- Overpayment in the deal
- Failure to integrate & HR challenges
Cross-border mergers and acquisitions have been rapidly ascending in quantum and value in recent years.
Laws that govern by Cross Border Partnership in India
Section 234 of the Companies Act, 2013 notified by the Ministry of Corporate Affairs provides the legal framework for cross border mergers in India. This has been brought into effect from 13th April, 2017, hence operationalising the concept of cross border merger.
The following laws govern cross border mergers in India:
- Companies Act, 2013
- SEBI (Substantial Acquisition of Shares and Takeovers) Regulations, 2011
- Foreign Exchange Management (Cross Border Merger) Regulations, 2018
- Competition Act, 2002
- Insolvency and bankruptcy Code, 2016
- Income Tax Act, 1961
- The Department of Industrial Policy and Promotion (DIPP)
- Transfer of Property Act, 1882
- Indian Stamp Act, 1899
- Foreign Exchange Management Act, 1999 (FEMA)
- IFRS 3 Business Combinations
Types of Border Mergers
The most popular types of mergers are horizontal, vertical, market extension or marketing/technology related concentric, product extension, conglomerate, congeneric and reverse. Recently, the concept of inbound and outbound mergers was also introduced in the Companies Act, 2013 as part of Section 234 of the Act.
In this process foreign company mergers with or acquires an Indian company.
E.g. Daichii Acquiring Ranbaxy
In this process an Indian company merger with or acquires a foreign company.
E.g. Tata steel Acquires Corus
Procedure of “Merger or Amalgamation of Company with Foreign Company u/s 234 of Companies Act, 2013—

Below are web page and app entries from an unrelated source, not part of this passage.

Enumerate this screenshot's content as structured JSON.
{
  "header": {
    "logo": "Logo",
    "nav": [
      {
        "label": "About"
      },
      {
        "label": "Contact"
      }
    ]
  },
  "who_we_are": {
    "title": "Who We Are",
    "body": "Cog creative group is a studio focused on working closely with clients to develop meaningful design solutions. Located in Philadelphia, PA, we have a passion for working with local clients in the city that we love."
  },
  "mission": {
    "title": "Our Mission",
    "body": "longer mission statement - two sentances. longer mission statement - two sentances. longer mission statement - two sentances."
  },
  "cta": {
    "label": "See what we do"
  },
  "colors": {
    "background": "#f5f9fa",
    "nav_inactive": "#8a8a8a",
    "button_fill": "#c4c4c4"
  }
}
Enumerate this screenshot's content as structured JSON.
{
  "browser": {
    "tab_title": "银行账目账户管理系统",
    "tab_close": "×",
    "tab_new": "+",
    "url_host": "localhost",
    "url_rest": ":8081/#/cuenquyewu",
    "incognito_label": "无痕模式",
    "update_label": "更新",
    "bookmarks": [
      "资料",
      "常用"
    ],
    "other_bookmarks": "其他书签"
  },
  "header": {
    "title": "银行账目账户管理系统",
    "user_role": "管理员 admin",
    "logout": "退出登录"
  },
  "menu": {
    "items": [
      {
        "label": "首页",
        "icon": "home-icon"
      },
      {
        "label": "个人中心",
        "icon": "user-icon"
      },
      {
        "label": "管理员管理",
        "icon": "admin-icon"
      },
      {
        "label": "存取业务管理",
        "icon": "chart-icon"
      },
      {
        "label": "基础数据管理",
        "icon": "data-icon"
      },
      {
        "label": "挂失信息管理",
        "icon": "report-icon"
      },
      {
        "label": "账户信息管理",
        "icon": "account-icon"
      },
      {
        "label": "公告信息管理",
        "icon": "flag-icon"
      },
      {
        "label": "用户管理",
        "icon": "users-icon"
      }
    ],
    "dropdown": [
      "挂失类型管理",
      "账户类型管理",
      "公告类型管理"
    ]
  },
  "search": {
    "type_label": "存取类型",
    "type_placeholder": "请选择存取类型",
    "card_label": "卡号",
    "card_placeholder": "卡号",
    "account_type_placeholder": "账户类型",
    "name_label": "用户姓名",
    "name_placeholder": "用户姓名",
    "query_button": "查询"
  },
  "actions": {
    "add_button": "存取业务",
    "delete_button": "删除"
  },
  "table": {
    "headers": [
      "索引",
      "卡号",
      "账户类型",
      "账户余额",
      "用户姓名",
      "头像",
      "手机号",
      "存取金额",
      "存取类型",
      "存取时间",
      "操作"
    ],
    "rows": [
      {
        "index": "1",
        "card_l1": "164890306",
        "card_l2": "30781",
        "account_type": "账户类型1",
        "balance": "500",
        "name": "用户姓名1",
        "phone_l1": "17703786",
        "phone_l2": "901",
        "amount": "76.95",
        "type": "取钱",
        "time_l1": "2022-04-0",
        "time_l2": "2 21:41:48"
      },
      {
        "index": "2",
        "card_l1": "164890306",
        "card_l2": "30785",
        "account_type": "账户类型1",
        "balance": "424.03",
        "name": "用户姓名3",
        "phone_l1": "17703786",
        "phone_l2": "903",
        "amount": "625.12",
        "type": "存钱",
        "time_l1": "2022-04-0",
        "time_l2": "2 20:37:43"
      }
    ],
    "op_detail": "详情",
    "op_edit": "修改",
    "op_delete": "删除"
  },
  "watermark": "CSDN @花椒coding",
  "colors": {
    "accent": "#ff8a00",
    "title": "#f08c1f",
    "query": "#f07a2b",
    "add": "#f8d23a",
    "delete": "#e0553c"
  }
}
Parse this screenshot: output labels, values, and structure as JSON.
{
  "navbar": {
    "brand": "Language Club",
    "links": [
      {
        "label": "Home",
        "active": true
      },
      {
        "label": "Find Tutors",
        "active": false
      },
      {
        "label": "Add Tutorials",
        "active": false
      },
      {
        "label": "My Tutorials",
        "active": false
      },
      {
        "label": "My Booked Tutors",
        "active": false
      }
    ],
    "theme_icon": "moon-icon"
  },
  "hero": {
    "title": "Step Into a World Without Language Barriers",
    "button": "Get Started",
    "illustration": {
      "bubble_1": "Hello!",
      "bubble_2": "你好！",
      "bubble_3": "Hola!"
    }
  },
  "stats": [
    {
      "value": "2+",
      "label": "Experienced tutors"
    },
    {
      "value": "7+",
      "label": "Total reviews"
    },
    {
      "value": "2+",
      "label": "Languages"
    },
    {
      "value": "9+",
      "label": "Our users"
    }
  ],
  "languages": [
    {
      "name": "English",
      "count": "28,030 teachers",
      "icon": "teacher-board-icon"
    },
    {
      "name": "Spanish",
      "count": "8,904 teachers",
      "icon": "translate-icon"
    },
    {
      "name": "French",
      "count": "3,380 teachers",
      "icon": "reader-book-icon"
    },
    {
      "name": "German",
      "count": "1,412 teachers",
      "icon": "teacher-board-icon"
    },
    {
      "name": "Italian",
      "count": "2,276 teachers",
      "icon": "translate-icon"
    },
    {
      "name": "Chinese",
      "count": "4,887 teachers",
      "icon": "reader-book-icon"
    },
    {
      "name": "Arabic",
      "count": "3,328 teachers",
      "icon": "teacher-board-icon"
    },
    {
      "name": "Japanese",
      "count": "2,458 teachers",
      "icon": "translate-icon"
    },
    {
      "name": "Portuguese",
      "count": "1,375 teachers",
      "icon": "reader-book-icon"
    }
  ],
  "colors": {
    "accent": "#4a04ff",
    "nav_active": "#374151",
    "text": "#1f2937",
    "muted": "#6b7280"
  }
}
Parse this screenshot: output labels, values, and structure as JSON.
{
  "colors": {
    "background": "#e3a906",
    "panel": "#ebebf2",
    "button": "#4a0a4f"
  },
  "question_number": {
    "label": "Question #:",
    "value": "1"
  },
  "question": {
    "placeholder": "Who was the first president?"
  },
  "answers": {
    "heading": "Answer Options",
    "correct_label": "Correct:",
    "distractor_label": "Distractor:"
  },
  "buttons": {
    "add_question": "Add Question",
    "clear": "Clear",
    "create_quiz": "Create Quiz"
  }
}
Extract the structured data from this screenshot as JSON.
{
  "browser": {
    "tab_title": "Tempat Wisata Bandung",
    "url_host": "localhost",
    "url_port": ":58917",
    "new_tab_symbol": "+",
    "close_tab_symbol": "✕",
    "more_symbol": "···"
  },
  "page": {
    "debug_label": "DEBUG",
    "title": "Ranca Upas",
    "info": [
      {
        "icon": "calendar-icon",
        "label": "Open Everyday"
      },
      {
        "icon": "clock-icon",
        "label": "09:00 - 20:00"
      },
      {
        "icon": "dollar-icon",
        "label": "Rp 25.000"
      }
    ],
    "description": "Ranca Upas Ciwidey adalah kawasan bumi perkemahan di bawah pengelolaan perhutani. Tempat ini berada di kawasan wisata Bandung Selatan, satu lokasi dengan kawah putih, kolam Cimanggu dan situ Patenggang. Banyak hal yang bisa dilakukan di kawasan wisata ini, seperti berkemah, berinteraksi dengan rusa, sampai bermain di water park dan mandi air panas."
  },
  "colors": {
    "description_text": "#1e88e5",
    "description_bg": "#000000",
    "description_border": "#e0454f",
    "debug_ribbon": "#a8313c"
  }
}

(1) The provisions of this Cross-border merger unless otherwise provided under any other law for the time being in force, shall apply mutatis mutandis to schemes of mergers and amalgamations between companies registered under this Act. And, companies incorporated in the jurisdictions of such countries as may be notified from time to time by the Central Government. Provided that the Central Government may make rules, in consultation with the Reserve Bank of India, in connection with mergers and amalgamations provided under this section.
(2) Subject to the provisions of any other law for the time being in force, a foreign company, May with the prior approval of the Reserve Bank of India, merge into a company registered under this Act or vice versa. And, the terms and conditions of the scheme of merger may provide, among other things, for the payment of consideration to the shareholders of the merging company in cash, or in Depository Receipts, or partly in cash and partly in Depository Receipts, as the case may be, as per the scheme to be drawn up for the purpose.
(3) A foreign company incorporated outside India may merge with an Indian company after obtaining prior approval of Reserve Bank of India and after complying with the provisions of sections 230 to 232 of the Act and these rules.
(4) A company may merge with a foreign company incorporated in any of the jurisdictions specified in Annexure B after obtaining prior approval of the Reserve Bank of India and after complying with provisions of sections 230 to 232 of the Act and these rules
(5) The transferee company shall ensure that valuation is conducted by valuers who are members of a recognised professional body in the jurisdiction of the transferee company and further that such valuation is in accordance with internationally accepted principles on accounting and valuation. A declaration to this effect shall be attached with the application made to Reserve Bank of India for obtaining its approval under clause (a) of this sub-rule.
Recently, the cross-border cooperation agreement acquires increasingly more important in the context of cooperation policy developed by the European Union on the Member states or the European neighbourhood policy. As much amount of collaboration would be done that would be good for both country and world to grow in a better and more improved place.